● **The task**: Wherever a line holds the word "date", copy that line from the data.

● **Input material**:
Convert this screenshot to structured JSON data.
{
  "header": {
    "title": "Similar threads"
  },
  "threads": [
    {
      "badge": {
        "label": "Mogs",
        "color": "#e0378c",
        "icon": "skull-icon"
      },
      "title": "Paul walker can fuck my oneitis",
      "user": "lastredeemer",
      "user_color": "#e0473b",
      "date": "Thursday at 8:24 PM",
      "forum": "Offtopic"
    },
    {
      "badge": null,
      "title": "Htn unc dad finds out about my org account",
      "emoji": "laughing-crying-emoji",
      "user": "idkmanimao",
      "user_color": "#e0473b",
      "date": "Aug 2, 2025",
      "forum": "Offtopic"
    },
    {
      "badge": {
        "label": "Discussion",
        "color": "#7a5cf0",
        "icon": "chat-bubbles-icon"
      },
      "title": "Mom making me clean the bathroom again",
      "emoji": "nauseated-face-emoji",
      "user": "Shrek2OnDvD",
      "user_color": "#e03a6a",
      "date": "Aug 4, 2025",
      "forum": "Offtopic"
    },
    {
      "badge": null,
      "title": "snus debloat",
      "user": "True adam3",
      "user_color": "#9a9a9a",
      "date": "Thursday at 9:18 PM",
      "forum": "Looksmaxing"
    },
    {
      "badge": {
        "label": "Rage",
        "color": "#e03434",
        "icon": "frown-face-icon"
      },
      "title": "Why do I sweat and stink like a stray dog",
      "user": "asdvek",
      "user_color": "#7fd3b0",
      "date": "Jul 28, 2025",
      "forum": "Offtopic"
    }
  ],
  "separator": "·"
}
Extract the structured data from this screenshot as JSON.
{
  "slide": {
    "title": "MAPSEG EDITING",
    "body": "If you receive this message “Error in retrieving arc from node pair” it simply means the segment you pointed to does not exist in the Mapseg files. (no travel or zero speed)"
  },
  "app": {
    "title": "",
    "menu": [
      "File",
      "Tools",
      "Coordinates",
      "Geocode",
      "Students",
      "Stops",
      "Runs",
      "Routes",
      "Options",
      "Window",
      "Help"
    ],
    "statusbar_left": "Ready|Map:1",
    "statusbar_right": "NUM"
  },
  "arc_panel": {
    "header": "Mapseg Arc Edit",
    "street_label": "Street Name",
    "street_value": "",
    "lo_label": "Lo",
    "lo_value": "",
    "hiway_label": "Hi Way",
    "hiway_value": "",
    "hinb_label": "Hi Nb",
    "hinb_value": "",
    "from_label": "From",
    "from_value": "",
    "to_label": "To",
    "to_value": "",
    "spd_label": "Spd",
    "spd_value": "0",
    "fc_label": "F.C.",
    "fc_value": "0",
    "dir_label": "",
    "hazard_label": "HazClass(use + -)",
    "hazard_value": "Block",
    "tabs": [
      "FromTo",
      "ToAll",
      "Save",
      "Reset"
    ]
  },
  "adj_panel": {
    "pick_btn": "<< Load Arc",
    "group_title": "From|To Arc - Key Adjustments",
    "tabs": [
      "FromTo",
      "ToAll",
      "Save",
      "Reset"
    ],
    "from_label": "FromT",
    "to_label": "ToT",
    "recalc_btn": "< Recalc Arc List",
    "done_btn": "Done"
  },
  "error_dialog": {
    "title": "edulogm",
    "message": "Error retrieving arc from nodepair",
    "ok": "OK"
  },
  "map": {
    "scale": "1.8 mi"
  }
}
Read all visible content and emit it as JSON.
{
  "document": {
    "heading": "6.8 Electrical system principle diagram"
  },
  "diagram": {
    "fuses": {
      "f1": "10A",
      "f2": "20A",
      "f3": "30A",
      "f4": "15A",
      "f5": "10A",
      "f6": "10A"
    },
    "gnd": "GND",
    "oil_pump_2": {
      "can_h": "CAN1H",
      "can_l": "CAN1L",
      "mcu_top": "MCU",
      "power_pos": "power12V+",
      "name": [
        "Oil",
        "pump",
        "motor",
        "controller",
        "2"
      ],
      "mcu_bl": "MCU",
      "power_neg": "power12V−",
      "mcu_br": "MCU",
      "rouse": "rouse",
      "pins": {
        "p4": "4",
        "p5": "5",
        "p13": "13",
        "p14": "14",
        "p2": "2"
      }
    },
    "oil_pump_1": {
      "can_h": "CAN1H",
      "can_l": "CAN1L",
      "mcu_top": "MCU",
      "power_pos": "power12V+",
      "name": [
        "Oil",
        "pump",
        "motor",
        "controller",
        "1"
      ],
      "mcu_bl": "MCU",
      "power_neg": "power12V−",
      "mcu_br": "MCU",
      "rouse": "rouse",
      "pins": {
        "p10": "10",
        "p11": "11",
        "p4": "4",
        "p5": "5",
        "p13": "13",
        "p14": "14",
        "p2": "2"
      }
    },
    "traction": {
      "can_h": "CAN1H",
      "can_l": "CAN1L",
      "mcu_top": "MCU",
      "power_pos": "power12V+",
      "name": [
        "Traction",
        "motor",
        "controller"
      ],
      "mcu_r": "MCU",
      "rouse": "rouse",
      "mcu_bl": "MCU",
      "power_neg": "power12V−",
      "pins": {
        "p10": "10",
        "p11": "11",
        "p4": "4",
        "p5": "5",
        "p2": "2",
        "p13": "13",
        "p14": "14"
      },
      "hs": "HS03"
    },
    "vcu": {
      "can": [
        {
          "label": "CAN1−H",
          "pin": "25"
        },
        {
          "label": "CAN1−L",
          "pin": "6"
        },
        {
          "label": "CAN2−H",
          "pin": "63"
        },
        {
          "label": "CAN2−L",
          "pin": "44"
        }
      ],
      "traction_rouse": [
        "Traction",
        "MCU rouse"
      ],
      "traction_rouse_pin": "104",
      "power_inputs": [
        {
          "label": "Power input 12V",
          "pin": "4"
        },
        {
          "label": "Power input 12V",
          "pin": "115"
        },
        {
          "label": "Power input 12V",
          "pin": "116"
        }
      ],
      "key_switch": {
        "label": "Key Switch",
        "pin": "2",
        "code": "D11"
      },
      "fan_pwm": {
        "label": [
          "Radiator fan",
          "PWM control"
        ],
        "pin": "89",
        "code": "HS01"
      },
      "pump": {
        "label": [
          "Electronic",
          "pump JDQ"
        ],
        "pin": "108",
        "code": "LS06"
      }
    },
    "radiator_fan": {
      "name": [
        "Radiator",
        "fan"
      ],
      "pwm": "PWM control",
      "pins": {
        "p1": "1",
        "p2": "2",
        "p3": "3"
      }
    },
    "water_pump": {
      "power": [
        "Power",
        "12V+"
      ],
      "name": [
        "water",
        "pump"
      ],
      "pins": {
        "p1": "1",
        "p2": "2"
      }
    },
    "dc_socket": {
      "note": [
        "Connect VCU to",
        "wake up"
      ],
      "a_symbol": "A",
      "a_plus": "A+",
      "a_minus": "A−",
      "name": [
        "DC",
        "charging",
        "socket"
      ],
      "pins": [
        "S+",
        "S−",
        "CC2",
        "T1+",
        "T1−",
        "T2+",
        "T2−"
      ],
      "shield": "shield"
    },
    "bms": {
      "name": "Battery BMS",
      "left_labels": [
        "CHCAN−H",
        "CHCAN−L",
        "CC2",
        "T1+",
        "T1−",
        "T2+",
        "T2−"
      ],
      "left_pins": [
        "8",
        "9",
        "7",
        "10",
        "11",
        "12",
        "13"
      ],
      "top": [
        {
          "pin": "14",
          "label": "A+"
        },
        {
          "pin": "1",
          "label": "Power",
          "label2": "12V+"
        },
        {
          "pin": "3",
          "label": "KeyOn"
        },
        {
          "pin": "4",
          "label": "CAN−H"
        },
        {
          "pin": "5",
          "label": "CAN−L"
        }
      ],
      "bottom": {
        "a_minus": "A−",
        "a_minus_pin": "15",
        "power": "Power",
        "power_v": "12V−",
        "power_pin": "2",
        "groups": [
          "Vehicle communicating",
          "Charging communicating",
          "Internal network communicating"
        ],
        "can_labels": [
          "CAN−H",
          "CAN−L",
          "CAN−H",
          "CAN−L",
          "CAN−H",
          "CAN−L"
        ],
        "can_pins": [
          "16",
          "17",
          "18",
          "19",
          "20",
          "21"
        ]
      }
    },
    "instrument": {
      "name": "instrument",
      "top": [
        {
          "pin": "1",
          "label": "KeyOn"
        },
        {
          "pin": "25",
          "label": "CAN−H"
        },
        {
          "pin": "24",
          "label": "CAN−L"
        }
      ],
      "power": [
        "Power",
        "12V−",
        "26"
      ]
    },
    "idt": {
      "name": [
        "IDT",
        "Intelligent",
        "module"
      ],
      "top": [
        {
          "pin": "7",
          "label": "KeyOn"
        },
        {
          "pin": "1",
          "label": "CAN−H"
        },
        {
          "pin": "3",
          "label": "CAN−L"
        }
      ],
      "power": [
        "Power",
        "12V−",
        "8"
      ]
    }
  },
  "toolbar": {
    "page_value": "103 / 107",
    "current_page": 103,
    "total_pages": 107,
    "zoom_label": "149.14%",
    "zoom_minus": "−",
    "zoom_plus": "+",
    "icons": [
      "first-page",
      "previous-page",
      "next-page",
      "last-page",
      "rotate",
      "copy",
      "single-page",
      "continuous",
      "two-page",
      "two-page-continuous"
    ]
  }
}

● **The answer**:
      "date": "Thursday at 8:24 PM",
      "date": "Aug 2, 2025",
      "date": "Aug 4, 2025",
      "date": "Thursday at 9:18 PM",
      "date": "Jul 28, 2025",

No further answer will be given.